### Work order
Show the lines of the material that contain the word "title".

### Source information

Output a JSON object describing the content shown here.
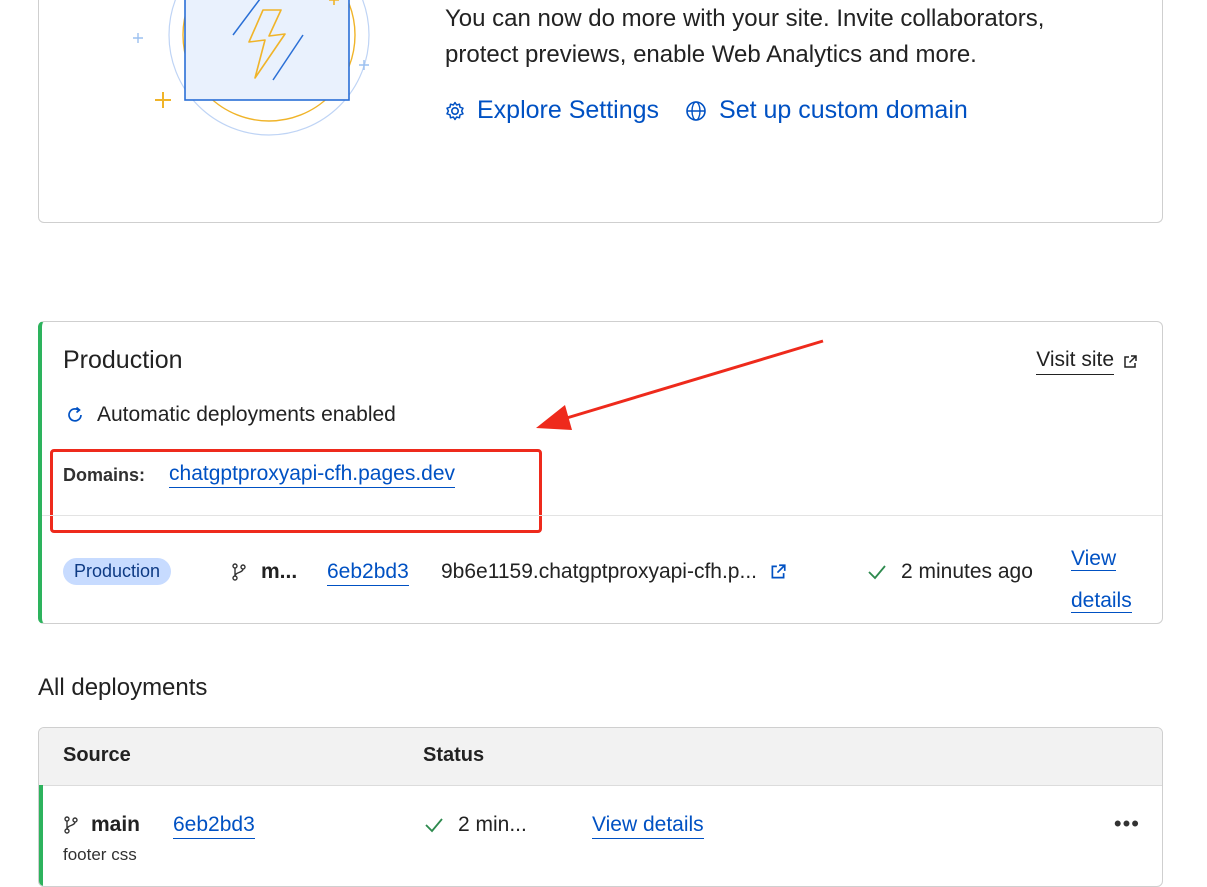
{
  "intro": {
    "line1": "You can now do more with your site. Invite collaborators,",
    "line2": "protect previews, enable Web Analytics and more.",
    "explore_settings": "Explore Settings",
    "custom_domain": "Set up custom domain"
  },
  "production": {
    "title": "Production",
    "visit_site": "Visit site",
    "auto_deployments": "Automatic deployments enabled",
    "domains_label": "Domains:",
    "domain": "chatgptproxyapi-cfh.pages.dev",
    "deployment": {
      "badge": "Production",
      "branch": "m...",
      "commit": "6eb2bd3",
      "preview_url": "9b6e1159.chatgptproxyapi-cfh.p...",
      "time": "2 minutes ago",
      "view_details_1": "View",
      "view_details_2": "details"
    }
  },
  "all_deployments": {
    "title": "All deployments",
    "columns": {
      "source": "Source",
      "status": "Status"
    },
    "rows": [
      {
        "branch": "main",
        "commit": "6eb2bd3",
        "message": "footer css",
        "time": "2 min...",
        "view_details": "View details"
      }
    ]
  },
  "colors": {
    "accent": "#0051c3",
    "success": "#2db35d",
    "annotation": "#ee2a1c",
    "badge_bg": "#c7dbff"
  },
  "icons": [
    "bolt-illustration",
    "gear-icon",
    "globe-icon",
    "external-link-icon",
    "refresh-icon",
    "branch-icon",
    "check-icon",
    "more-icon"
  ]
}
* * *
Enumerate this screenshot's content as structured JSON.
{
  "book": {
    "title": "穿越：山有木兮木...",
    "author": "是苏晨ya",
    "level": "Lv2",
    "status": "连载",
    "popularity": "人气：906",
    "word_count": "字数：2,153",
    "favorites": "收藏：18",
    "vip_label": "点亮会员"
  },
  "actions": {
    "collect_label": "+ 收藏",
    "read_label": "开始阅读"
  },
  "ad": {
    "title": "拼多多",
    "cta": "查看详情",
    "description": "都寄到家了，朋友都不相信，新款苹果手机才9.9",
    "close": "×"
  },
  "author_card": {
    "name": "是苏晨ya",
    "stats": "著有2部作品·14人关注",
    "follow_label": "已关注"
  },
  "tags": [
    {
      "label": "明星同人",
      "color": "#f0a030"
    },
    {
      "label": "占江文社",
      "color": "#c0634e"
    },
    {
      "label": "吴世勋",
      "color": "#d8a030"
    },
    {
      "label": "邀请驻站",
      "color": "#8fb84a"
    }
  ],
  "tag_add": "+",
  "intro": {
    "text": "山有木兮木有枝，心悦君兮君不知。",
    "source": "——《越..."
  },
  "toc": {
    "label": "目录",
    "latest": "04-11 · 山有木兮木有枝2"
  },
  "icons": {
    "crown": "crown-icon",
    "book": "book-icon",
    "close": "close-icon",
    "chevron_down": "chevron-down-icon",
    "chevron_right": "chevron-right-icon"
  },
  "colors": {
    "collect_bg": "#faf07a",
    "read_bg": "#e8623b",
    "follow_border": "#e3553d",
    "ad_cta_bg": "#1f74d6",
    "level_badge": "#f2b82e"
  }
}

### Finished exercise
    "title": "Production",
    "title": "All deployments",
    "title": "穿越：山有木兮木...",
    "title": "拼多多",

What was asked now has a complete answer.